are exciting at first, ultimately the track could have been so much more with a little more decisive direction. Generally speaking though, Brand New have created a very consistent, interesting album, musically, in ‘Daisy’.
On previous releases from Brand New a very important component has been Jesse Lacey’s thought-provoking, hard-hitting lyrics, yet on ‘Daisy’ they are not as crucial. Often they are rendered near inaudible under a wave of distortion or are screamed in such a manner that they become incomprehensible. At other times there is less emphasis placed on them because of the increased appeal of the musicianship – not that the band have suddenly become virtuosos or anything, only their ability to craft interesting instrumentals has increased exponentially. Still, as you would expect, there is some strong lyrical work on ‘Daisy’, with lead single ‘At The Bottom’
captivatingly addressing themes such as envy and regret(“I watched you throw away your bouquet/now I think about you everyday”) and love (“some men die under the mountain just looking for gold/some die looking for a hand to hold”). Overall the song is propelled by the lyrics – a rarity on ‘Daisy’ – and bares much resemblance to ‘Jesus Christ’ from ‘TDAGARIM’.
Interestingly though, a recurring (possible) theme on ‘Daisy’ is the break-up of the band. In recent interviews Lacey has claimed that the band is “dead”, and certain lyrics on the album would support this claim. On album opener ‘Vices’ he screams “those days are dead” – though this could be in reference to fans alienated by the band’s progression. More revealing however, are the lines “I want to burn down everything we begun/ I want to kill and eat my young” from album closer, ‘Noro’

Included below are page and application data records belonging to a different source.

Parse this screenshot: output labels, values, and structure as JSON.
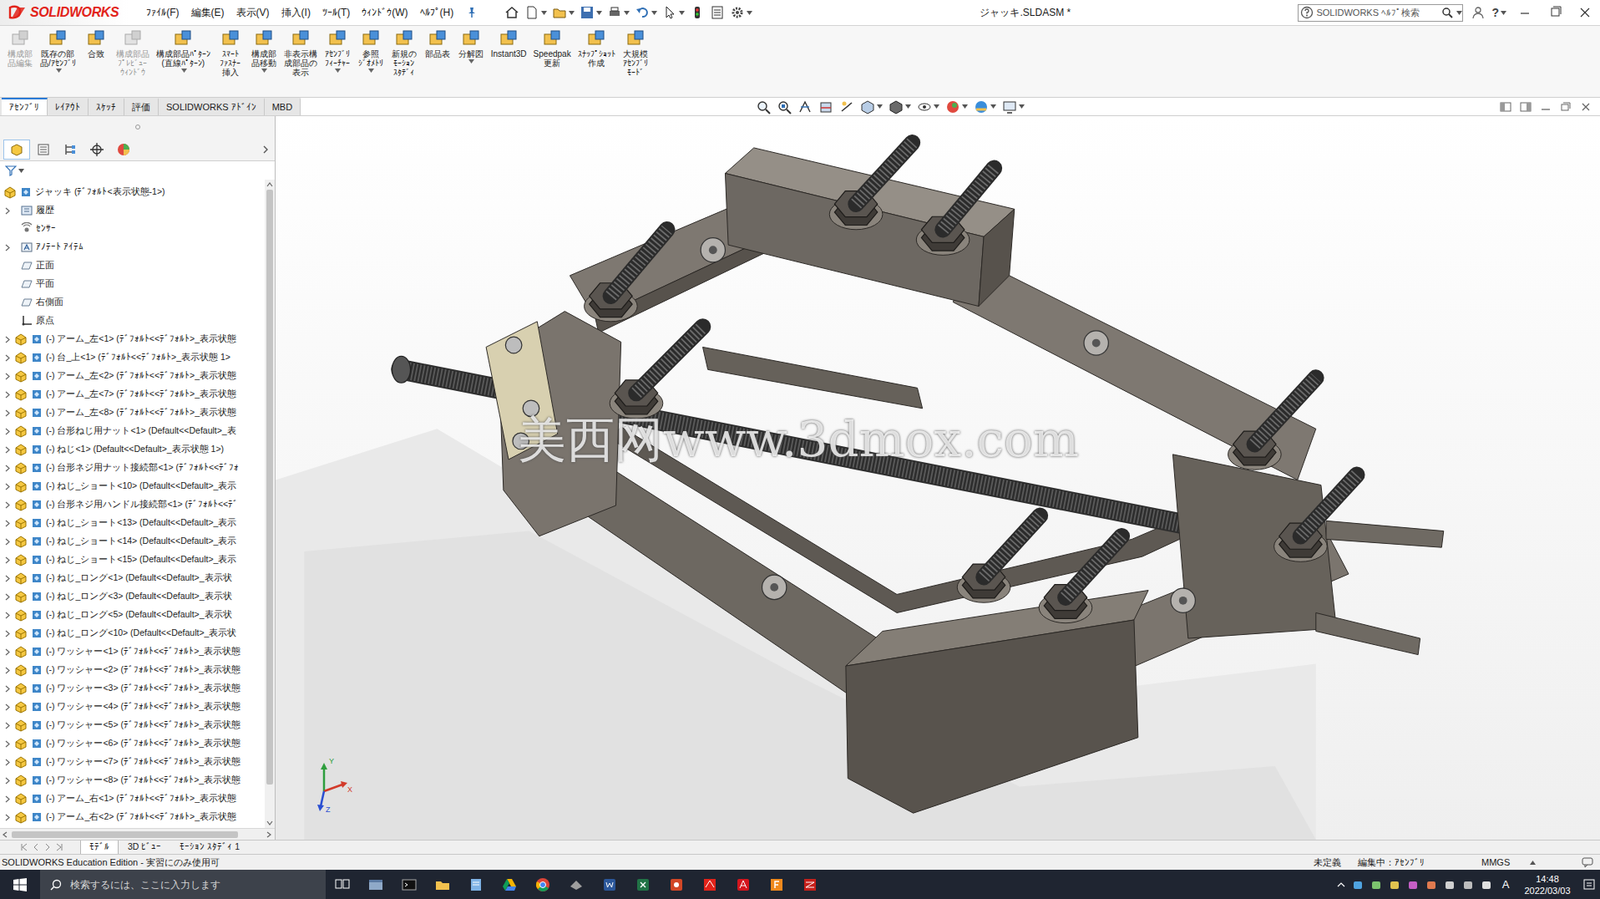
{
  "window": {
    "logo": "SOLIDWORKS",
    "title": "ジャッキ.SLDASM *",
    "help_glyph": "?"
  },
  "menu": [
    "ﾌｧｲﾙ(F)",
    "編集(E)",
    "表示(V)",
    "挿入(I)",
    "ﾂｰﾙ(T)",
    "ｳｨﾝﾄﾞｳ(W)",
    "ﾍﾙﾌﾟ(H)"
  ],
  "help_search": {
    "placeholder": "SOLIDWORKS ﾍﾙﾌﾟ検索"
  },
  "ribbon": [
    {
      "label": "構成部\n品編集",
      "disabled": true,
      "dropdown": false
    },
    {
      "label": "既存の部\n品/ｱｾﾝﾌﾞﾘ",
      "disabled": false,
      "dropdown": true
    },
    {
      "label": "合致",
      "disabled": false,
      "dropdown": false
    },
    {
      "label": "構成部品\nﾌﾟﾚﾋﾞｭｰ\nｳｨﾝﾄﾞｳ",
      "disabled": true,
      "dropdown": false
    },
    {
      "label": "構成部品ﾊﾟﾀｰﾝ\n(直線ﾊﾟﾀｰﾝ)",
      "disabled": false,
      "dropdown": true
    },
    {
      "label": "ｽﾏｰﾄ\nﾌｧｽﾅｰ\n挿入",
      "disabled": false,
      "dropdown": false
    },
    {
      "label": "構成部\n品移動",
      "disabled": false,
      "dropdown": true
    },
    {
      "label": "非表示構\n成部品の\n表示",
      "disabled": false,
      "dropdown": false
    },
    {
      "label": "ｱｾﾝﾌﾞﾘ\nﾌｨｰﾁｬｰ",
      "disabled": false,
      "dropdown": true
    },
    {
      "label": "参照\nｼﾞｵﾒﾄﾘ",
      "disabled": false,
      "dropdown": true
    },
    {
      "label": "新規の\nﾓｰｼｮﾝ\nｽﾀﾃﾞｨ",
      "disabled": false,
      "dropdown": false
    },
    {
      "label": "部品表",
      "disabled": false,
      "dropdown": false
    },
    {
      "label": "分解図",
      "disabled": false,
      "dropdown": true
    },
    {
      "label": "Instant3D",
      "disabled": false,
      "dropdown": false
    },
    {
      "label": "Speedpak\n更新",
      "disabled": false,
      "dropdown": false
    },
    {
      "label": "ｽﾅｯﾌﾟｼｮｯﾄ\n作成",
      "disabled": false,
      "dropdown": false
    },
    {
      "label": "大規模\nｱｾﾝﾌﾞﾘ\nﾓｰﾄﾞ",
      "disabled": false,
      "dropdown": false
    }
  ],
  "tabs": [
    {
      "label": "ｱｾﾝﾌﾞﾘ",
      "selected": true
    },
    {
      "label": "ﾚｲｱｳﾄ",
      "selected": false
    },
    {
      "label": "ｽｹｯﾁ",
      "selected": false
    },
    {
      "label": "評価",
      "selected": false
    },
    {
      "label": "SOLIDWORKS ｱﾄﾞｲﾝ",
      "selected": false
    },
    {
      "label": "MBD",
      "selected": false
    }
  ],
  "panel_tabs": [
    {
      "selected": true
    },
    {
      "selected": false
    },
    {
      "selected": false
    },
    {
      "selected": false
    },
    {
      "selected": false
    }
  ],
  "tree": {
    "root": "ジャッキ (ﾃﾞﾌｫﾙﾄ<表示状態-1>)",
    "items": [
      {
        "label": "履歴",
        "kind": "history",
        "expandable": true
      },
      {
        "label": "ｾﾝｻｰ",
        "kind": "sensor",
        "expandable": false
      },
      {
        "label": "ｱﾉﾃｰﾄ ｱｲﾃﾑ",
        "kind": "annotation",
        "expandable": true
      },
      {
        "label": "正面",
        "kind": "plane",
        "expandable": false
      },
      {
        "label": "平面",
        "kind": "plane",
        "expandable": false
      },
      {
        "label": "右側面",
        "kind": "plane",
        "expandable": false
      },
      {
        "label": "原点",
        "kind": "origin",
        "expandable": false
      },
      {
        "label": "(-) アーム_左<1> (ﾃﾞﾌｫﾙﾄ<<ﾃﾞﾌｫﾙﾄ>_表示状態",
        "kind": "component",
        "expandable": true
      },
      {
        "label": "(-) 台_上<1> (ﾃﾞﾌｫﾙﾄ<<ﾃﾞﾌｫﾙﾄ>_表示状態 1>",
        "kind": "component",
        "expandable": true
      },
      {
        "label": "(-) アーム_左<2> (ﾃﾞﾌｫﾙﾄ<<ﾃﾞﾌｫﾙﾄ>_表示状態",
        "kind": "component",
        "expandable": true
      },
      {
        "label": "(-) アーム_左<7> (ﾃﾞﾌｫﾙﾄ<<ﾃﾞﾌｫﾙﾄ>_表示状態",
        "kind": "component",
        "expandable": true
      },
      {
        "label": "(-) アーム_左<8> (ﾃﾞﾌｫﾙﾄ<<ﾃﾞﾌｫﾙﾄ>_表示状態",
        "kind": "component",
        "expandable": true
      },
      {
        "label": "(-) 台形ねじ用ナット<1> (Default<<Default>_表",
        "kind": "component",
        "expandable": true
      },
      {
        "label": "(-) ねじ<1> (Default<<Default>_表示状態 1>)",
        "kind": "component",
        "expandable": true
      },
      {
        "label": "(-) 台形ネジ用ナット接続部<1> (ﾃﾞﾌｫﾙﾄ<<ﾃﾞﾌｫ",
        "kind": "component",
        "expandable": true
      },
      {
        "label": "(-) ねじ_ショート<10> (Default<<Default>_表示",
        "kind": "component",
        "expandable": true
      },
      {
        "label": "(-) 台形ネジ用ハンドル接続部<1> (ﾃﾞﾌｫﾙﾄ<<ﾃﾞ",
        "kind": "component",
        "expandable": true
      },
      {
        "label": "(-) ねじ_ショート<13> (Default<<Default>_表示",
        "kind": "component",
        "expandable": true
      },
      {
        "label": "(-) ねじ_ショート<14> (Default<<Default>_表示",
        "kind": "component",
        "expandable": true
      },
      {
        "label": "(-) ねじ_ショート<15> (Default<<Default>_表示",
        "kind": "component",
        "expandable": true
      },
      {
        "label": "(-) ねじ_ロング<1> (Default<<Default>_表示状",
        "kind": "component",
        "expandable": true
      },
      {
        "label": "(-) ねじ_ロング<3> (Default<<Default>_表示状",
        "kind": "component",
        "expandable": true
      },
      {
        "label": "(-) ねじ_ロング<5> (Default<<Default>_表示状",
        "kind": "component",
        "expandable": true
      },
      {
        "label": "(-) ねじ_ロング<10> (Default<<Default>_表示状",
        "kind": "component",
        "expandable": true
      },
      {
        "label": "(-) ワッシャー<1> (ﾃﾞﾌｫﾙﾄ<<ﾃﾞﾌｫﾙﾄ>_表示状態",
        "kind": "component",
        "expandable": true
      },
      {
        "label": "(-) ワッシャー<2> (ﾃﾞﾌｫﾙﾄ<<ﾃﾞﾌｫﾙﾄ>_表示状態",
        "kind": "component",
        "expandable": true
      },
      {
        "label": "(-) ワッシャー<3> (ﾃﾞﾌｫﾙﾄ<<ﾃﾞﾌｫﾙﾄ>_表示状態",
        "kind": "component",
        "expandable": true
      },
      {
        "label": "(-) ワッシャー<4> (ﾃﾞﾌｫﾙﾄ<<ﾃﾞﾌｫﾙﾄ>_表示状態",
        "kind": "component",
        "expandable": true
      },
      {
        "label": "(-) ワッシャー<5> (ﾃﾞﾌｫﾙﾄ<<ﾃﾞﾌｫﾙﾄ>_表示状態",
        "kind": "component",
        "expandable": true
      },
      {
        "label": "(-) ワッシャー<6> (ﾃﾞﾌｫﾙﾄ<<ﾃﾞﾌｫﾙﾄ>_表示状態",
        "kind": "component",
        "expandable": true
      },
      {
        "label": "(-) ワッシャー<7> (ﾃﾞﾌｫﾙﾄ<<ﾃﾞﾌｫﾙﾄ>_表示状態",
        "kind": "component",
        "expandable": true
      },
      {
        "label": "(-) ワッシャー<8> (ﾃﾞﾌｫﾙﾄ<<ﾃﾞﾌｫﾙﾄ>_表示状態",
        "kind": "component",
        "expandable": true
      },
      {
        "label": "(-) アーム_右<1> (ﾃﾞﾌｫﾙﾄ<<ﾃﾞﾌｫﾙﾄ>_表示状態",
        "kind": "component",
        "expandable": true
      },
      {
        "label": "(-) アーム_右<2> (ﾃﾞﾌｫﾙﾄ<<ﾃﾞﾌｫﾙﾄ>_表示状態",
        "kind": "component",
        "expandable": true
      }
    ]
  },
  "viewport": {
    "watermark": "美西网www.3dmox.com",
    "triad": [
      "Y",
      "X",
      "Z"
    ]
  },
  "bottom_tabs": [
    {
      "label": "ﾓﾃﾞﾙ",
      "selected": true
    },
    {
      "label": "3D ﾋﾞｭｰ",
      "selected": false
    },
    {
      "label": "ﾓｰｼｮﾝ ｽﾀﾃﾞｨ 1",
      "selected": false
    }
  ],
  "status_bar": {
    "edition": "SOLIDWORKS Education Edition - 実習にのみ使用可",
    "state": "未定義",
    "editing": "編集中：ｱｾﾝﾌﾞﾘ",
    "units": "MMGS"
  },
  "taskbar": {
    "search_placeholder": "検索するには、ここに入力します",
    "ime": "A",
    "time": "14:48",
    "date": "2022/03/03"
  }
}
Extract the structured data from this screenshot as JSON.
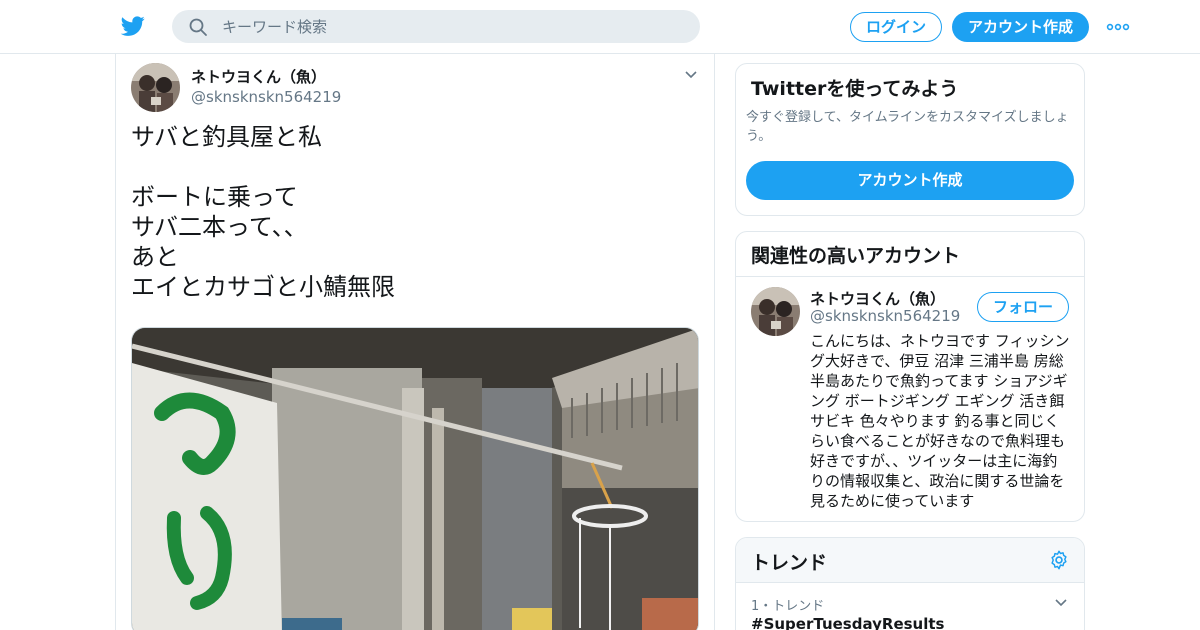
{
  "header": {
    "search_placeholder": "キーワード検索",
    "login_label": "ログイン",
    "signup_label": "アカウント作成",
    "icons": {
      "logo": "twitter-bird-icon",
      "search": "search-icon",
      "more": "more-dots-icon"
    },
    "brand_color": "#1da1f2"
  },
  "tweet": {
    "author_name": "ネトウヨくん（魚）",
    "author_handle": "@sknsknskn564219",
    "text": "サバと釣具屋と私\n\nボートに乗って\nサバ二本って、、\nあと\nエイとカサゴと小鯖無限",
    "media_alt": "fishing tackle shop storefront photo"
  },
  "sidebar": {
    "signup_card": {
      "title": "Twitterを使ってみよう",
      "description": "今すぐ登録して、タイムラインをカスタマイズしましょう。",
      "button_label": "アカウント作成"
    },
    "related": {
      "title": "関連性の高いアカウント",
      "account": {
        "name": "ネトウヨくん（魚）",
        "handle": "@sknsknskn564219",
        "follow_label": "フォロー",
        "bio": "こんにちは、ネトウヨです フィッシング大好きで、伊豆 沼津 三浦半島 房総半島あたりで魚釣ってます ショアジギング ボートジギング エギング 活き餌 サビキ 色々やります 釣る事と同じくらい食べることが好きなので魚料理も好きですが、、ツイッターは主に海釣りの情報収集と、政治に関する世論を見るために使っています"
      }
    },
    "trends": {
      "title": "トレンド",
      "items": [
        {
          "meta": "1・トレンド",
          "name": "#SuperTuesdayResults"
        }
      ]
    }
  }
}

. It could be that ‘Noro’ is the band’s ‘goodbye song’, and if it is, it’s a great way to sign off. It is an ominous track with its haunting chants of “I’m on my way to hell”, it is also one of the best songs the band has ever recorded – even though it faces some stiff competition.
Throughout their career Brand New have progressed through a series of styles and genres: from pop-punk to alt-rock to post-hardcore to the alt-rock and indie found on ‘Daisy’. By changing stylistically from album to album they have developed accordingly with a lot of fans’ musical tastes and so have retained their support. However, they have also alienated swathes of their fan base by diversifying their style. ‘Daisy’ looks set to continue this trend. Some will welcome the grunge and alt-rock found on the album, while others will not. With more emphasis on musicianship rather than lyrics, ‘Daisy’ is a solid, captivating record, decidedly different to their previous work, yet a natural enough progression.
*Brand New's new album 'Daisy' is streaming at http://www.myspace.com/brandnew *